President Donald Trump told H-1B visa holders to “rest assured” because “changes are soon coming which will bring both simplicity and certainty” to their status in the United States in a tweet early Friday. But it’s unclear whether the revisions he has in store will put the minds of the 85,000 immigrants brought to the U.S. on skilled work visas each year at ease.
STEM workers are in fierce demand, and not just in the global epicenter of high tech known as Silicon Valley. According to the latest U.S. Bureau of Labor Statistics analysis, STEM -- science, technology, engineering and math -- professions grew at over twice the rate that non-STEM jobs did between 2009 and 2015.
It's been nearly a decade since the end of the Great Recession, and unemployment in the U.S. has reached historic lows, giving workers the upper hand in the job market. "Maybe we're finally getting to that point where demand for labor and supply of labor have met," says Andy Challenger, vice president of Challenger, Gray & Christmas, an executive outplacement firm. "Wages hopefully will begin to rise at a quicker pace."
"Skills really matter the most,"Janelle Gale, Facebook's vice president of human resources, tells CNBC Make It. Her advice for workers interested in landing a job at an organization like Facebook is to focus on skills and apply -- even if your resume does not exactly match the job description.
For much of the last 10 years, employers have enjoyed a relative abundance of talent across most job functions. The Great Recession’s layoffs, consolidations, restructuring, and offshoring meant that there were more workers in the US than job vacancies. Yes, it continued to be tough to find skilled workers such as maintenance technicians, engineers, and nurses, but most companies were able to have their choice of candidates from a pool of talent hungry for work.

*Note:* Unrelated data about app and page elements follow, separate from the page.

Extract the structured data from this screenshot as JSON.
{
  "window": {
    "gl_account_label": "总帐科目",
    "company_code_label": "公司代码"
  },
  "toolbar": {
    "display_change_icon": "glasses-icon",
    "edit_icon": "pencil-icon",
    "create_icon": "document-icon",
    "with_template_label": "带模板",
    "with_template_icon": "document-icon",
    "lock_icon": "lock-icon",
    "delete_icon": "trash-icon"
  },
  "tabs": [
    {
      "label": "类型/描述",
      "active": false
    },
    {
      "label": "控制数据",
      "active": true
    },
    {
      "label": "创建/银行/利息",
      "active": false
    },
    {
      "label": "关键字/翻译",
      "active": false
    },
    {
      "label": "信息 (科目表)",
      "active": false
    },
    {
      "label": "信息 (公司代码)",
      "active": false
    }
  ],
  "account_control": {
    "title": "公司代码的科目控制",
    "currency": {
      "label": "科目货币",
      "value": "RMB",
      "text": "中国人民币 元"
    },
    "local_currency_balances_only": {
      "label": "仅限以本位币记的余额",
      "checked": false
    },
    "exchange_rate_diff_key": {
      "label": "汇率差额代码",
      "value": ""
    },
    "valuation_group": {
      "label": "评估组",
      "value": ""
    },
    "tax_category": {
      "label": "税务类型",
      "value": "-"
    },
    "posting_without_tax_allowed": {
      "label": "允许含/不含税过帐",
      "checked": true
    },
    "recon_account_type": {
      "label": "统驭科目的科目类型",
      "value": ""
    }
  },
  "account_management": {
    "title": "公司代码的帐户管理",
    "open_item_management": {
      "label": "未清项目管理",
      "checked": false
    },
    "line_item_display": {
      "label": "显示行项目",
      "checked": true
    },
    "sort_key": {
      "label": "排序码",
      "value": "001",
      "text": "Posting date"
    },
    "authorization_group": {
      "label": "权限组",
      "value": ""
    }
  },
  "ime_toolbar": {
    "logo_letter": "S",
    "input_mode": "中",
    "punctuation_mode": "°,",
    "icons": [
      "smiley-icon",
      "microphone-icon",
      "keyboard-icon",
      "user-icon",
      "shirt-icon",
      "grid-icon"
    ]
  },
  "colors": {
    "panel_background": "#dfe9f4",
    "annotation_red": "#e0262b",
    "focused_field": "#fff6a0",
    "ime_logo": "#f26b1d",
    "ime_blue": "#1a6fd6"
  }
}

Last week, Apple announced plans to invest $1 billion building a new Austin campus that will be home to 5,000 employees initially. This week, Google announced a $1 billion investment to build a new New York City campus called Google Hudson Square.
In the 2018 Skills Gap in Manufacturing Study, the authors find that the talent shortage is accentuated by two factors: a prolonged economic expansion that has increased the number of job openings in manufacturing and projected growth in baby boomer retirement. Although these two factors are expected to lead to more than 4.6 million manufacturing jobs over the next decade, the authors’ research finds that fewer than half of these jobs are likely to be filled.
The 133-acre campus will be located in North Austin and will accommodate an initial 5,000 employees, with capacity for 15,000 employees in total. The new campus will be located less than one mile from Apple's existing Austin facilities and will house a range of jobs in engineering, R&D, operations, finance, sales and customer support.
The Bay Area based metal band announced Tuesday that its All Within My Hands Foundation (AWMH) is launching a “workforce education initiative” intended to help community colleges to “enhance their career and technical education programs,” according to a news release.